"I'd never played baseball. I didn't know how to play at all," she said. "I also didn't know if I was athletic or not because I was always the tallest kid in class and I didn't want to try anything, and they always were trying to get me to be on the girls' basketball team. And I was like, 'I don't know how to play.' 'Who cares? You're so tall. You just stand there.' But I had to learn to play for this part. And it turned out that I actually had some kind of untapped athletic ability."
The Oscar winner reminisces about the film and other important moments in her life and career in her upcoming memoir Dying of Politeness.
"I've kept notes for many, many years of things that have happened in my life — not as a diary, but actually as, maybe if I write a book, I want to remember this," she says of how the memoir came together. "And so I had those notes and I just started to feel like I was ready.
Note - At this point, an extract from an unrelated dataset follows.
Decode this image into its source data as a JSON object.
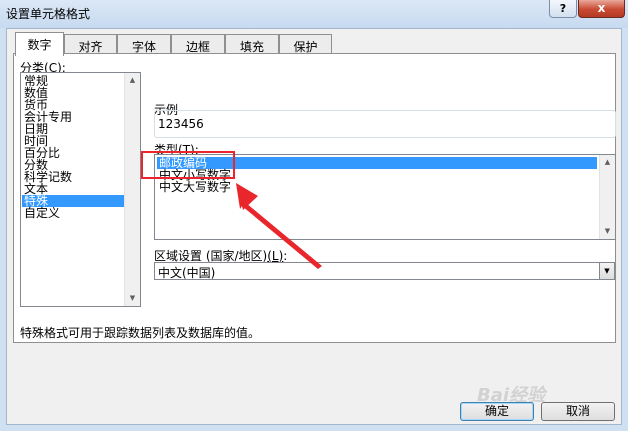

And so I did it."
The title is inspired by a childhood memory of riding in a car with her "unusual" parents, who she writes were too polite to say something to their erratic driver.
"I realized only later that, wow, we were going to die, but it was better to them to not say anything that might have sounded rude to the people who are also going to die," Davis recalls.
Davis' memoir Dying of Politeness is available Oct. 11 from HarperCollins.